Geek Beat: Grumbling, Replying, Traveling Apps
Want to complain? Send repetitive messages faster? Expand your travel plans? There are apps for that being built right here in Honolulu.
This morning’s “Geek Beat” segment on the Sunrise morning news show on Hawaii News Now featured three apps being nurtured into businesses at Blue Startups. They are members of the sixth cohort of Blue Startups (of which I am also a proud member), and represent both local and international teams.
Here’s a fun piece of trivia: A group of pugs is called a “grumble.” Hence the logo of this locally grown startup, which got its start on the stage at the Startup Weekend Honolulu event in June, placing second. We then featured Grumble along with the other top teams on Hawaii Public Radio. The team decided to forge ahead with their idea and form a startup company, which got accepted into Blue Startups.
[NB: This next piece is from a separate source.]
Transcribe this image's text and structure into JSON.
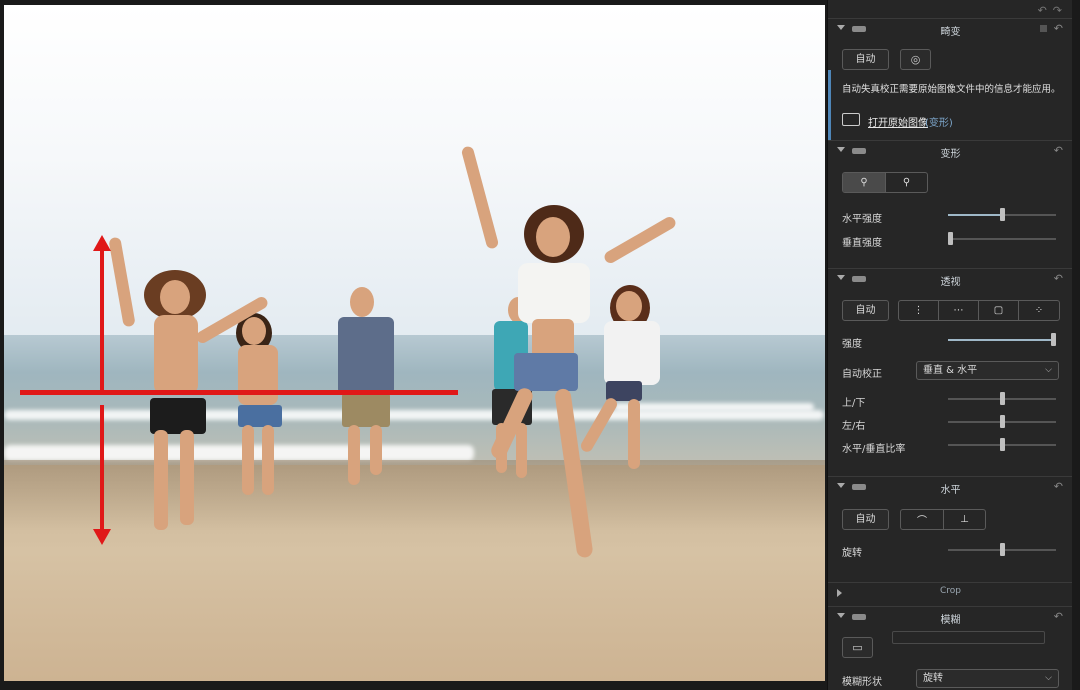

The initial pitch was for a “Twitter of despair,” a social network that eschews the carefully curated illusion of the perfect, happy life and instead embraces the moments that are less than great. While there’s no shortage of complaining on established social networks, Grumble is being custom built for exasperation. Of course there are “love” buttons and comments and hashtags to theme your posts about work or relationships or food. And you can specifically see grumbles from your friends or a feed of the most popular posts.
Grumble is also supposed to match users with other users with similar opinions, and allow them to chat with each other. “Misery loves company,” as the saying goes, and the interaction can foster cameraderie, empathy, and maybe even friendship. And for now, at least, Grumble allows anonymous posts (something that’s been the downfall of a few other social apps). It’s now in an open beta, which you can try at Grumble.space.
The Grumble team includes Constantin Dumba (developer), Dana Arakawa (research and psychology), and Keahi Selhorst (sales, marketing, and business development).
If you find yourself sending the same message to people over and over again, especially from your smartphone (where typing and texting can be especially hard on your fingers), KeyReply is for you.
KeyReply reminded me initially of the popular Mac app TextExpander: Type ‘ttaddress’ and your full mailing address appears. Type ‘ttrsvp’ and you get, “We’d love to see you, so please let us know if you’ll be able to join us so we can save you a seat.” But many email and messaging apps, let alone operating systems themselves, now have similar shortcut and form letter functionality built in.
KeyReply takes a few unusual approaches to what it does, though. First of all, it’s built as an alternative keyboard (which you can select the same way you might switch to the ever popular ’emoji’ keyboard), so it can work in any app, from Gmail to Facebook Messenger. There’s also an online desktop component, allowing you to categorize and edit your different messages at a computer rather than trying to manage things on a smartphone screen.
But most importantly, KeyReply is pitched as a “team keyboard,” which means that you and other members of your company or organization can share the same set of standard messages. So your customer service team can have a standard template for responding to feedback or providing directions to your office. You can have a whole set of answers to frequently asked questions shared across your staff so everyone is on the same page.
KeyReply launched in beta over the summer, and already has version 1.1 live in the App Store. The team includes Spencer Yang, Carylyne Chan, and Max Xu MengXiang. The three previously built GraphPaper.
When taking a long trip, a layover doesn’t have to mean wasted hours in an airport hotel. “Add a destination and pay less,” declares the QuestOrganizer website. “Turn your flight into a quest!”
The creators of QuestOrganizer found their inspiration while backpacking across South America last year, when they found the cheapest flights were sometimes to the most interesting destinations on lesser-known airlines. While they were able to make their way around the continent, they knew there must be a way to make it easier to build flexible itineraries.
Their flight search engine goes further than most of the mainstream players, disregarding tightly integrated airline alliances and including independent and low-cost airlines. More importantly, QuestOrganizer encourages travelers to visit extra destinations on their way from Point A to Point B, finding some unexpected adventures along the way. And as people use the site (and QuestOrganizer already has a growing user base), the self-learning algorithm gets better on making recommendations. On your way from Seattle to London? Why not spend a few days in Boston, or Norway, or Denmark?
And when you combine separate one-way flights on different airlines, and visit multiple cities, you might still end up spending about the same or even less than you would have by just going point to point. QuestOrganizer is definitely a great new tool in the arsenal of travel hackers.